Through the years, the paper has consisted almost entirely of original content, i.e. articles and photos by the largely volunteer staff and members of the community.
In September 1941, the Cooperator incorporated as a non-profit producers' cooperative, the Greenbelt Cooperative Publishing Association, Inc., under District of Columbia cooperative laws. (There was and still is no comparable cooperative law in Maryland.) The paper remains a cooperative and is a member of the Greenbelt Cooperative Alliance.
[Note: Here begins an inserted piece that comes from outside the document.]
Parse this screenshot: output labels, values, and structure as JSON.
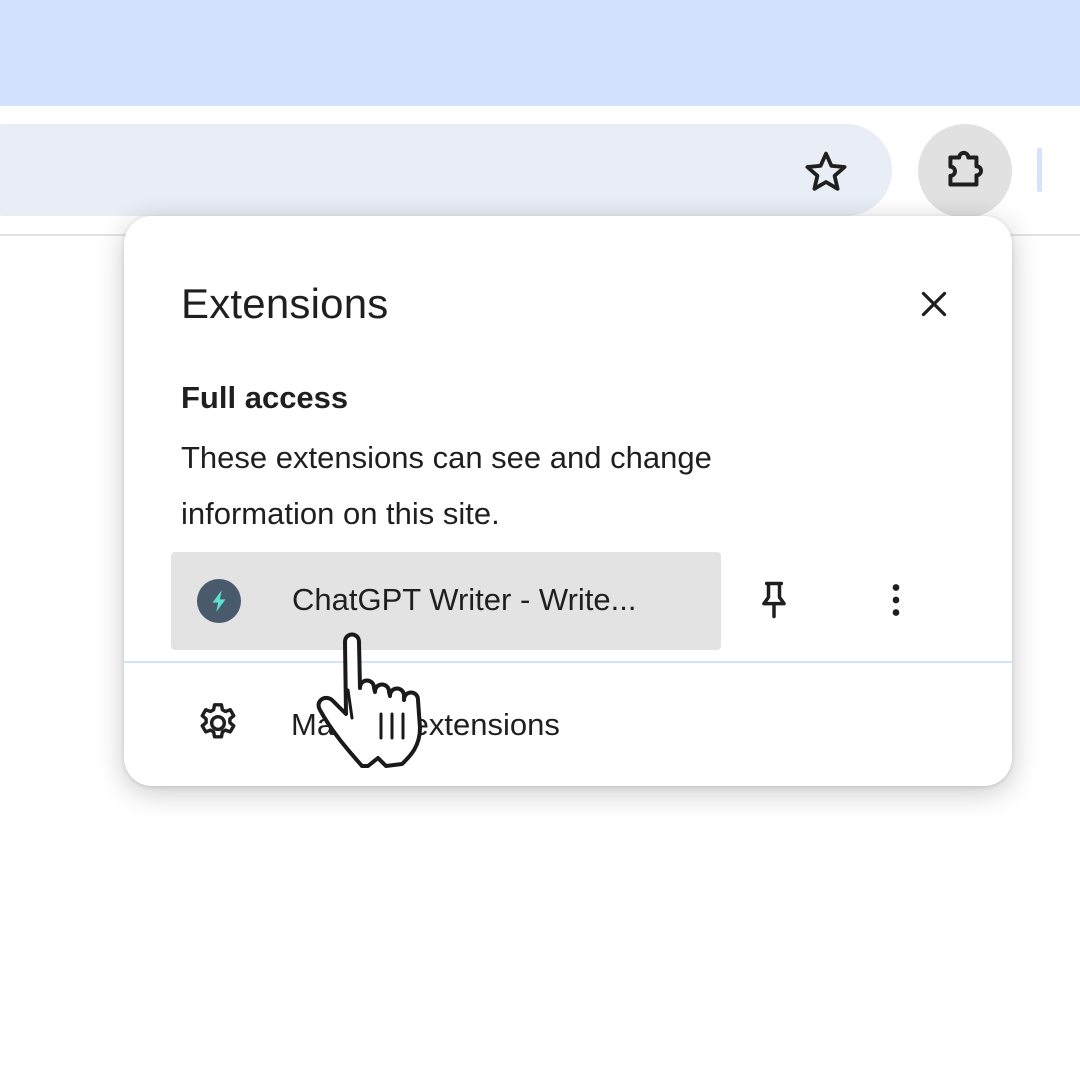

From its first issue through August 1938, the Greenbelt Cooperator consisted of 12 or more pages mimeographed onto 8.5 x 11" paper. The staff very much wanted their product to look like a newspaper, thus a newsprint issue was trialed in September 1938 (see editorial, page 2). With the next issue (misdated September 21 on page 1) the staff switched to a less expensive offset process, first in a magazine-style format and later sheets.
Starting with the August 22, 1941 issue, the Prince George's Post began printing the Cooperator on newsprint. A young Herbert Allen, pressman for the Post, began a lifelong career of printing the Cooperator and then the News Review, opening his own shop in Hyattsville after WWII. Since then, the paper has been printed on tabloid-size newsprint, with 5 columns on a page.
The mid 1990s brought layout and printing into the computer age. The paper got a bit of flair then, with green ink used on the masthead and a few other places. The first color photos appeared in November 2015 and all photos are now printed in color. The paper has been printed by several different companies since leaving Allen Printing in 1995. It now is printed by Engle Printing & Publishing of Lancaster, Pa.
Since 2002, the paper has been 'born digital', with News Review staff preparing copy in Word and layout done first by a contractor using Pagemaker and since June 2015 by an in-house layout team using InDesign.
In July 1966 local real estate developer Charles Bresler filed a $2,000,000 libel suit against the News Review. The suit’s main charge was that the paper had published defamatory remarks about Bresler made by citizens at public sessions of the Greenbelt City Council. The remarks were directed to a proposal of Bresler’s that sought city support for rezoning (for apartments) the forested land that now comprises the city’s Forest Preserve.
In January 1968 a Prince George’s County jury found the remarks libelous and awarded Bresler a $17,500 judgment that was later affirmed by the Maryland Court of Appeals (May 1969). The case was successfully appealed to the U.S. Supreme Court which unanimously reversed and vacated the judgment in May 1970, ruling that the News Review was “performing its wholly legitimate function as a community newspaper when it published full reports of these public debates in its news columns.”
A compilation of articles depicting the major events in the libel suit was published in the November 30, 1972 paper.
1. To serve as a nonprofit enterprise.
2. To remain nonpartisan in politics.
3. To remain neutral in religious matters.
4. To print news accurately and regularly.
5. To make its pages an open forum for civic affairs.
6. To develop a staff of volunteer writers.
7. To create a “Good Neighbor” spirit, promote friendship, advance the common good, and develop a “Greenbelt philosophy” of life.
The News Review celebrated its 80th birthday in November 2017, and through 2018 there were observances of other events that happened 80 years ago in Greenbelt.
Continuing in that vein, read about life in Greenbelt 80 years ago, now 1941, in the pages of the Greenbelt Cooperator.